■ WORK TO COMPLETE
Omit the pictures and output every entry below exactly as written.

■ TASK DATA
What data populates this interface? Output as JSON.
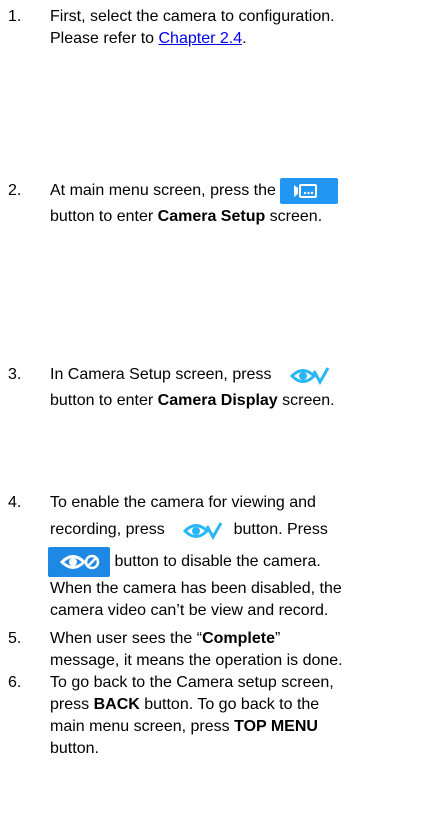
{
  "steps": [
    {
      "num": "1.",
      "line1": "First, select the camera to configuration.",
      "line2_pre": "Please refer to ",
      "line2_link": "Chapter 2.4",
      "line2_post": "."
    },
    {
      "num": "2.",
      "line1_pre": "At main menu screen, press the ",
      "line2_pre": "button to enter ",
      "line2_bold": "Camera Setup",
      "line2_post": " screen."
    },
    {
      "num": "3.",
      "line1_pre": "In Camera Setup screen, press ",
      "line2_pre": "button to enter ",
      "line2_bold": "Camera Display",
      "line2_post": " screen."
    },
    {
      "num": "4.",
      "line1": "To enable the camera for viewing and",
      "line2_pre": "recording, press ",
      "line2_post": " button. Press",
      "line3_post": " button to disable the camera.",
      "line4": "When the camera has been disabled, the",
      "line5": "camera video can’t be view and record."
    },
    {
      "num": "5.",
      "line1_pre": "When user sees the “",
      "line1_bold": "Complete",
      "line1_post": "”",
      "line2": "message, it means the operation is done."
    },
    {
      "num": "6.",
      "line1": "To go back to the Camera setup screen,",
      "line2_pre": "press ",
      "line2_bold": "BACK",
      "line2_post": " button. To go back to the",
      "line3_pre": "main menu screen, press ",
      "line3_bold": "TOP MENU",
      "line4": "button."
    }
  ],
  "icons": {
    "camera_setup": "camera-setup-icon",
    "camera_display": "camera-display-icon",
    "enable": "camera-enable-icon",
    "disable": "camera-disable-icon"
  }
}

■ RESPONSE TO THE EXERCISE
What data populates this interface? Output as JSON.
{
  "steps": [
    {
      "num": "1.",
      "line1": "First, select the camera to configuration.",
      "line2_pre": "Please refer to ",
      "line2_link": "Chapter 2.4",
      "line2_post": "."
    },
    {
      "num": "2.",
      "line1_pre": "At main menu screen, press the ",
      "line2_pre": "button to enter ",
      "line2_bold": "Camera Setup",
      "line2_post": " screen."
    },
    {
      "num": "3.",
      "line1_pre": "In Camera Setup screen, press ",
      "line2_pre": "button to enter ",
      "line2_bold": "Camera Display",
      "line2_post": " screen."
    },
    {
      "num": "4.",
      "line1": "To enable the camera for viewing and",
      "line2_pre": "recording, press ",
      "line2_post": " button. Press",
      "line3_post": " button to disable the camera.",
      "line4": "When the camera has been disabled, the",
      "line5": "camera video can’t be view and record."
    },
    {
      "num": "5.",
      "line1_pre": "When user sees the “",
      "line1_bold": "Complete",
      "line1_post": "”",
      "line2": "message, it means the operation is done."
    },
    {
      "num": "6.",
      "line1": "To go back to the Camera setup screen,",
      "line2_pre": "press ",
      "line2_bold": "BACK",
      "line2_post": " button. To go back to the",
      "line3_pre": "main menu screen, press ",
      "line3_bold": "TOP MENU",
      "line4": "button."
    }
  ],
  "icons": {
    "camera_setup": "camera-setup-icon",
    "camera_display": "camera-display-icon",
    "enable": "camera-enable-icon",
    "disable": "camera-disable-icon"
  }
}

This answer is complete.